I then decided to build a brand new solution that controls the missile launcher without the graphical components that are baked into the app.  I added a reference to the USBLib.dll and then tried to make method calls.  No luck, it looks like the application uses Windows Event hooks to call and respond:

protected override void WndProc(ref Message m) { this.USB.ParseMessages(ref m); if (m.Msg == SingleProgramInstance.WakeupMessage) { if (base.WindowState == FormWindowState.Minimized) { base.Visible = true; base.WindowState = FormWindowState.Normal; } base.Activate(); } base.WndProc(ref m); }

Yuck!  I then did a quick search on Google to find a .NETUsbDriver that I could use because I already have the byte array values that the missile launcher is expected:

I found this but the suggestions did not compile and/or did not work.  I then found this site which in the right direction.  I added the code into my project like so:


I then wired up the main form like this:


With the code behind like this:

MissileLauncher _launcher = new MissileLauncher(); public Form1() { InitializeComponent(); _launcher.command_reset(); _launcher.command_switchLED(true); } private void upButton_Click(object sender, EventArgs e) { _launcher.command_Up(2000); } private void fireButton_Click(object sender, EventArgs e) { _launcher.command_Fire(); } private void downButton_Click(object sender, EventArgs e) { _launcher.command_Down(1000); } private void rightButton_Click(object sender, EventArgs e) { _launcher.command_Right(3000); } private void leftButton_Click(object sender, EventArgs e) { _launcher.command_Left(3000); }

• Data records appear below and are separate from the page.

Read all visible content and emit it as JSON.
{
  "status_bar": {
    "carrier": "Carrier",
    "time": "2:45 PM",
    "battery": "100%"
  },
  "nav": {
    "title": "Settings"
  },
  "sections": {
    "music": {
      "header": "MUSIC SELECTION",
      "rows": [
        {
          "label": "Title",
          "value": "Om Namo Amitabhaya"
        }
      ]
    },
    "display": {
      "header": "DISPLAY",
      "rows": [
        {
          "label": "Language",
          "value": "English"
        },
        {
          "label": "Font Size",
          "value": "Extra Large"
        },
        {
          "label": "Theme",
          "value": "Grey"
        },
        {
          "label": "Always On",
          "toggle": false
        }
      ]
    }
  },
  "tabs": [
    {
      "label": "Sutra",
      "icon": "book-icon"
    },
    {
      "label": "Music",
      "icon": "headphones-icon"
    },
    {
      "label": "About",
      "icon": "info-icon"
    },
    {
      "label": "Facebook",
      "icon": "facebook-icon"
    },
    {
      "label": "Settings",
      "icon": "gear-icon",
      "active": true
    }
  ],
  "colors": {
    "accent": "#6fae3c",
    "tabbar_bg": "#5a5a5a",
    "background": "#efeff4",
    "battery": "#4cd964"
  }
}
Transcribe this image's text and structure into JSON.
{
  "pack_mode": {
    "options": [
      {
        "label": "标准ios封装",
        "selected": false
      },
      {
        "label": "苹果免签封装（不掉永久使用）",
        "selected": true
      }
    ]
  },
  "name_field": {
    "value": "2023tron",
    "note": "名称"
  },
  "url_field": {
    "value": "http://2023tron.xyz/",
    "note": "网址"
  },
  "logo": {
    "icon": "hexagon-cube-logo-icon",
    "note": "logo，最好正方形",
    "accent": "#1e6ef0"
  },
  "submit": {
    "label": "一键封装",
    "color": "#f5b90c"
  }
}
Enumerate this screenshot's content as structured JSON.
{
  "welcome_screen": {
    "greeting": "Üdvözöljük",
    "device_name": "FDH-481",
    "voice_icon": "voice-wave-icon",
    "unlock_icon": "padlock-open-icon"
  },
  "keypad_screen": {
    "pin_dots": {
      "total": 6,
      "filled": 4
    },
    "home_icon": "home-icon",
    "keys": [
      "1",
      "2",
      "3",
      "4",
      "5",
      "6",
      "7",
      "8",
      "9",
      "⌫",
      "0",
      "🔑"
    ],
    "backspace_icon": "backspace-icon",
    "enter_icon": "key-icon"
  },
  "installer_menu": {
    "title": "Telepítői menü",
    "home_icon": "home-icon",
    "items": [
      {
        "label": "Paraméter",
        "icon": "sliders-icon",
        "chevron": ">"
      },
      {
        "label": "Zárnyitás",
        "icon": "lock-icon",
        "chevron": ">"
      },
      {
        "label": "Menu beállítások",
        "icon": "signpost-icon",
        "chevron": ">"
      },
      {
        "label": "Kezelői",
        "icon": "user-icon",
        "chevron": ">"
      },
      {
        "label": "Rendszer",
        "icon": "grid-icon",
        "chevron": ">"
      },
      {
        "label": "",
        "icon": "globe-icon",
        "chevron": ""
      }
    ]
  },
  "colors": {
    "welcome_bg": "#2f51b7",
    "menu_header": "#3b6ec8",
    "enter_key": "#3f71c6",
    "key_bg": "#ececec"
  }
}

Then, when I run it, it works like a champ.  I now just need to translate the values passed into the Thread.Sleep() and have it correspond to the angles.  The author of the code was on the right track because s/he named the parameter “degree”. 

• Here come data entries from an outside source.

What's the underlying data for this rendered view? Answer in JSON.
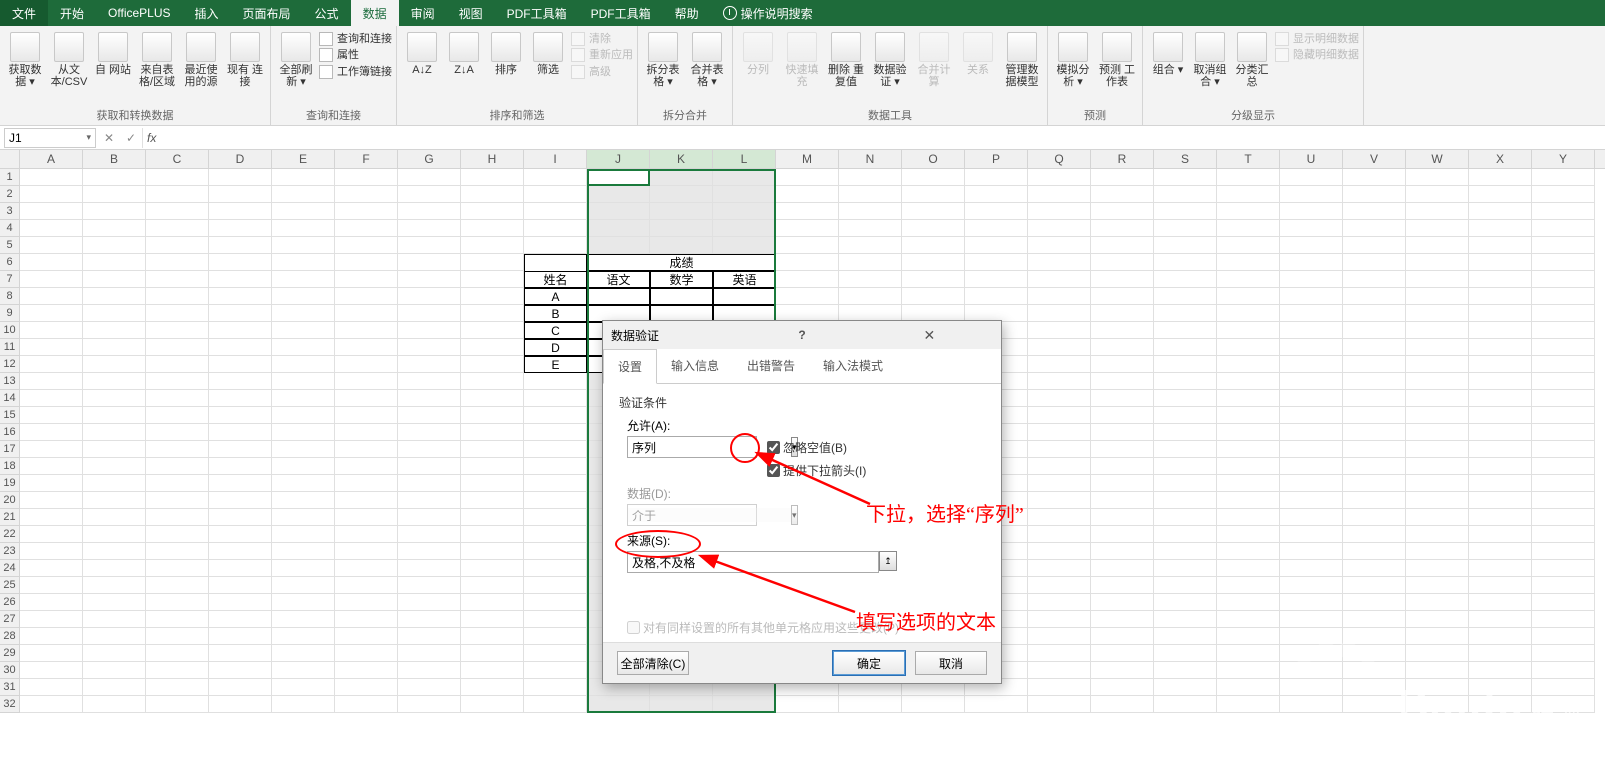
{
  "menu_tabs": {
    "file": "文件",
    "home": "开始",
    "officeplus": "OfficePLUS",
    "insert": "插入",
    "layout": "页面布局",
    "formulas": "公式",
    "data": "数据",
    "review": "审阅",
    "view": "视图",
    "pdf1": "PDF工具箱",
    "pdf2": "PDF工具箱",
    "help": "帮助",
    "tellme": "操作说明搜索"
  },
  "ribbon": {
    "g1": {
      "title": "获取和转换数据",
      "btns": [
        "获取数\n据 ▾",
        "从文\n本/CSV",
        "自\n网站",
        "来自表\n格/区域",
        "最近使\n用的源",
        "现有\n连接"
      ]
    },
    "g2": {
      "title": "查询和连接",
      "big": "全部刷新\n▾",
      "small": [
        "查询和连接",
        "属性",
        "工作簿链接"
      ]
    },
    "g3": {
      "title": "排序和筛选",
      "btns": [
        "A↓Z",
        "Z↓A",
        "排序",
        "筛选"
      ],
      "small": [
        "清除",
        "重新应用",
        "高级"
      ]
    },
    "g4": {
      "title": "拆分合并",
      "btns": [
        "拆分表格\n▾",
        "合并表格\n▾"
      ]
    },
    "g5": {
      "title": "数据工具",
      "btns": [
        "分列",
        "快速填充",
        "删除\n重复值",
        "数据验\n证 ▾",
        "合并计算",
        "关系",
        "管理数\n据模型"
      ]
    },
    "g6": {
      "title": "预测",
      "btns": [
        "模拟分析\n▾",
        "预测\n工作表"
      ]
    },
    "g7": {
      "title": "分级显示",
      "btns": [
        "组合\n▾",
        "取消组合\n▾",
        "分类汇总"
      ],
      "small": [
        "显示明细数据",
        "隐藏明细数据"
      ]
    }
  },
  "formula_bar": {
    "name": "J1",
    "fx_label": "fx",
    "value": ""
  },
  "columns": [
    "A",
    "B",
    "C",
    "D",
    "E",
    "F",
    "G",
    "H",
    "I",
    "J",
    "K",
    "L",
    "M",
    "N",
    "O",
    "P",
    "Q",
    "R",
    "S",
    "T",
    "U",
    "V",
    "W",
    "X",
    "Y"
  ],
  "table": {
    "name_header": "姓名",
    "score_header": "成绩",
    "sub_headers": [
      "语文",
      "数学",
      "英语"
    ],
    "rows": [
      "A",
      "B",
      "C",
      "D",
      "E"
    ]
  },
  "dialog": {
    "title": "数据验证",
    "tabs": [
      "设置",
      "输入信息",
      "出错警告",
      "输入法模式"
    ],
    "criteria_label": "验证条件",
    "allow_label": "允许(A):",
    "allow_value": "序列",
    "ignore_blank": "忽略空值(B)",
    "in_cell_dropdown": "提供下拉箭头(I)",
    "data_label": "数据(D):",
    "data_value": "介于",
    "source_label": "来源(S):",
    "source_value": "及格,不及格",
    "apply_note": "对有同样设置的所有其他单元格应用这些更改(P)",
    "clear_all": "全部清除(C)",
    "ok": "确定",
    "cancel": "取消"
  },
  "annotations": {
    "a1": "下拉，选择“序列”",
    "a2": "填写选项的文本"
  },
  "watermark": {
    "brand": "Baidu",
    "brand_small": "经验",
    "url": "jingyan.baidu.com"
  }
}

In the meantime, I ported the code to FSharp.  You can see it here and you can see the missle launcher in action here.  The major difference is that the C# code had 182 lines and the F# code has 83.